» RECORDS PROVIDED
++++++++++++++++++++
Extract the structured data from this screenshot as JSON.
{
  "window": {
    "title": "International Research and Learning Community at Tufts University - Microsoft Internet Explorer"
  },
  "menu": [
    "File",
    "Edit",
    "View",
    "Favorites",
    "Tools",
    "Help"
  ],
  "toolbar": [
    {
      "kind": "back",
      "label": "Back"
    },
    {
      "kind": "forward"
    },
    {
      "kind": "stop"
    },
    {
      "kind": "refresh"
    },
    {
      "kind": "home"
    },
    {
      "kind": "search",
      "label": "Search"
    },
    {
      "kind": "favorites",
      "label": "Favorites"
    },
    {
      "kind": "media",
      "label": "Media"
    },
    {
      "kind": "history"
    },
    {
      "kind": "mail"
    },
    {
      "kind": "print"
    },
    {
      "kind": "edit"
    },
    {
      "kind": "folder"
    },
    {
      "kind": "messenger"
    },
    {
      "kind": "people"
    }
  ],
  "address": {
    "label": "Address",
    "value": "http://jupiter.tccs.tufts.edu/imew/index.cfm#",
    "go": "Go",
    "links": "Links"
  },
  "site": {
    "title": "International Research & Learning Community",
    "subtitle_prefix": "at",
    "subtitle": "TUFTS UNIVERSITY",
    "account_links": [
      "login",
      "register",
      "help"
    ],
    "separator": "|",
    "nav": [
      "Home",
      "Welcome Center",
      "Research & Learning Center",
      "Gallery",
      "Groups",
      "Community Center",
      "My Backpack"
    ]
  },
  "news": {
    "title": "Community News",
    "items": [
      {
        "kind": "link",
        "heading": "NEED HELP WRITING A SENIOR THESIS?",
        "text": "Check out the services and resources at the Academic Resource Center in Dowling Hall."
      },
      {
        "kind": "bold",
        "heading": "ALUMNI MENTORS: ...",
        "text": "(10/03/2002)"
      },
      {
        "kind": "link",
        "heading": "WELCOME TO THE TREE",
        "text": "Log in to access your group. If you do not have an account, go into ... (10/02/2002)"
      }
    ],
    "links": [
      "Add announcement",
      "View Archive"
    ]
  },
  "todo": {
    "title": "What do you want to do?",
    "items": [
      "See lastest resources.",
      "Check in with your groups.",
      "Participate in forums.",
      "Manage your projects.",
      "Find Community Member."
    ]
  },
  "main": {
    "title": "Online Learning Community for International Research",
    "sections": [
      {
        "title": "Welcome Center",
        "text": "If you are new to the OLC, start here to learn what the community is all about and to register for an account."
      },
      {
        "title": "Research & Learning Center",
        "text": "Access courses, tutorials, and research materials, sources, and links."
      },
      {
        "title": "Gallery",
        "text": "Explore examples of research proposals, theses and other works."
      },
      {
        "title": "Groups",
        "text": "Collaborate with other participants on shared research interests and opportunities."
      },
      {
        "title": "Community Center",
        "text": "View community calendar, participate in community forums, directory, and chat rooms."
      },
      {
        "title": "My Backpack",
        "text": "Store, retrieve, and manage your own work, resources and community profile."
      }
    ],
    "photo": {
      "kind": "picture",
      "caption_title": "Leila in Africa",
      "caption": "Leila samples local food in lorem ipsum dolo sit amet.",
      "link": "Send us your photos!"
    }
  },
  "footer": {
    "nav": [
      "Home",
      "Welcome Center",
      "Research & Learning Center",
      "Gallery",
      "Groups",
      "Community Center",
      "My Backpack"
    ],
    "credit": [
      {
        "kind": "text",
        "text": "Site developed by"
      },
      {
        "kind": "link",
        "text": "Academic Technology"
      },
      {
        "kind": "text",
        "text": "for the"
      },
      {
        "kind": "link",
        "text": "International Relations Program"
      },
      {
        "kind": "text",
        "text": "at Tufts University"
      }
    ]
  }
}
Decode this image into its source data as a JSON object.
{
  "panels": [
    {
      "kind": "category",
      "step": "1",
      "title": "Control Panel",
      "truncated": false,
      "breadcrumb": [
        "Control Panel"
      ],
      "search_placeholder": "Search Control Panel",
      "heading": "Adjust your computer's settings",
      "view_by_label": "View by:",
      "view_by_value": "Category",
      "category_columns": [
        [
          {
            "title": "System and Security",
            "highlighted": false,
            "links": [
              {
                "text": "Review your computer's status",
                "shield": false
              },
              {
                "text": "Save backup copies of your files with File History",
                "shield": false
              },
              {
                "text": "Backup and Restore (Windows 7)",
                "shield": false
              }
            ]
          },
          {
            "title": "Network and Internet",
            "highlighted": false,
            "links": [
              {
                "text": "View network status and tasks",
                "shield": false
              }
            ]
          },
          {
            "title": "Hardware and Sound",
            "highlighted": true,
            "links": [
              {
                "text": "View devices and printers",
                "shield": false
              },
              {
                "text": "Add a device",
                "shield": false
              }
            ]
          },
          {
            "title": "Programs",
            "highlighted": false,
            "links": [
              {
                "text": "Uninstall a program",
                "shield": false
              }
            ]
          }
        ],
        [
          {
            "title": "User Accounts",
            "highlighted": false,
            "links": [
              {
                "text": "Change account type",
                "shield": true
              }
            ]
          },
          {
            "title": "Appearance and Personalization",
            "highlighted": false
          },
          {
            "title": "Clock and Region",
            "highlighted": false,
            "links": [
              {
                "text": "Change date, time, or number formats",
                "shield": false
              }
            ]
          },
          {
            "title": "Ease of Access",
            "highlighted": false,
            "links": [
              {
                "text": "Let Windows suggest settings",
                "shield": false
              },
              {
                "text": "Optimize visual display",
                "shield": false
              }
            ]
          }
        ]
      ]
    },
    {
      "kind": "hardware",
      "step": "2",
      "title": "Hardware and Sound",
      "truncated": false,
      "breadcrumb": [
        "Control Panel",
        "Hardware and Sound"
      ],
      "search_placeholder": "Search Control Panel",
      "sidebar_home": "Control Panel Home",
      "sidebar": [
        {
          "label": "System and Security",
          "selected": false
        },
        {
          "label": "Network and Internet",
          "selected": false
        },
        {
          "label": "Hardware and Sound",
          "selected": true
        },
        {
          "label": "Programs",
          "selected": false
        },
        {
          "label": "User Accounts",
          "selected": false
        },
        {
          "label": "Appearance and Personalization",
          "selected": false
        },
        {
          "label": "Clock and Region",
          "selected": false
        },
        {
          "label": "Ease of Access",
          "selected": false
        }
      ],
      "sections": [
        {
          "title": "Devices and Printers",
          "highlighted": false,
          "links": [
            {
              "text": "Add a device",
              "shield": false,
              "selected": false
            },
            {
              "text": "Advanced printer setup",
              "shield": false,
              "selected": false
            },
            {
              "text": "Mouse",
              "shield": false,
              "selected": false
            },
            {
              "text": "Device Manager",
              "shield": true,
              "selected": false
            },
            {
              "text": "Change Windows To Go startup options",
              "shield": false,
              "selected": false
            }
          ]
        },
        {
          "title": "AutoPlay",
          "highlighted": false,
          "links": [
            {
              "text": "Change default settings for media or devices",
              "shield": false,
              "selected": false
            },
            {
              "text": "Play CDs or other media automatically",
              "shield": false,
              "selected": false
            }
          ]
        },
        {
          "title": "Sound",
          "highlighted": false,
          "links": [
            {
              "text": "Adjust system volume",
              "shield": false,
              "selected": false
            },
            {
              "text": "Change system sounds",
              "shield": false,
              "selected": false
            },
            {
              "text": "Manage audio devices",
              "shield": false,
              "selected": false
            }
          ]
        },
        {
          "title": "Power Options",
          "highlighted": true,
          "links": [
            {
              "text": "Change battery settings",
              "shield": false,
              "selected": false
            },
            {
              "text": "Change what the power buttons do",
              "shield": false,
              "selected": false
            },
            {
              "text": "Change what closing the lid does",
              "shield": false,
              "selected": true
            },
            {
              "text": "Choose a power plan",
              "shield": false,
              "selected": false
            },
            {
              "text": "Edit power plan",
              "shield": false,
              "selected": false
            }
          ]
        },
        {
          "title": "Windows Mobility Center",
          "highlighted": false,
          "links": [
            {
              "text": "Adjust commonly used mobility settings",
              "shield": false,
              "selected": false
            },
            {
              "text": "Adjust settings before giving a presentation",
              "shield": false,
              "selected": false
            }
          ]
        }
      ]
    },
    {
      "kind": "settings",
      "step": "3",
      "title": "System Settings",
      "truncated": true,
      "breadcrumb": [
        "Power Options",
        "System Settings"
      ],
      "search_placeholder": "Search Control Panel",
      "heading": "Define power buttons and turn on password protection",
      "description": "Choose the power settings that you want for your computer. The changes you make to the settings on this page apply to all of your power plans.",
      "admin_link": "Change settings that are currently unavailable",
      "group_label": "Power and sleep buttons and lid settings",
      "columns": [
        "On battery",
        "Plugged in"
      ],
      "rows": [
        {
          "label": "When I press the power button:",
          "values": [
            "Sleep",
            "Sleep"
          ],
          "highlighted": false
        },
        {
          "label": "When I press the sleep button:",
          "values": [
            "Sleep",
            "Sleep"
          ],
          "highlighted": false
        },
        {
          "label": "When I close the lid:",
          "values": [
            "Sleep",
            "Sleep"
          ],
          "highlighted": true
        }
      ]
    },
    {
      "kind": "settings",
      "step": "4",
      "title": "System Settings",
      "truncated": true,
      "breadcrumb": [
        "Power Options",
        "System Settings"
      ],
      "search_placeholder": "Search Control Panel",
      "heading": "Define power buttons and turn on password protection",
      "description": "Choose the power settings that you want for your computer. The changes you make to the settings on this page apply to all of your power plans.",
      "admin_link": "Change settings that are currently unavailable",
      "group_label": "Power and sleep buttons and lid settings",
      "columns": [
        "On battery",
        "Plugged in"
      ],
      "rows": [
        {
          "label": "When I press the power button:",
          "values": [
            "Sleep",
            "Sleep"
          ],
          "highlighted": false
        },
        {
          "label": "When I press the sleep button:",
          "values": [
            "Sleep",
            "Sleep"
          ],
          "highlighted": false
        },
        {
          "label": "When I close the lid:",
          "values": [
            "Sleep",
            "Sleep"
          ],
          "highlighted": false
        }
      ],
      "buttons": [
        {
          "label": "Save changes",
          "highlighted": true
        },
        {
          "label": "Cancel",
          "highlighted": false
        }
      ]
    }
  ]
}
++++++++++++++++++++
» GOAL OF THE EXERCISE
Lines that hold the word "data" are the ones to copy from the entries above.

» PROBLEM SOLUTION
Extract the structured data from this screenshot as JSON.
Decode this image into its source data as a JSON object.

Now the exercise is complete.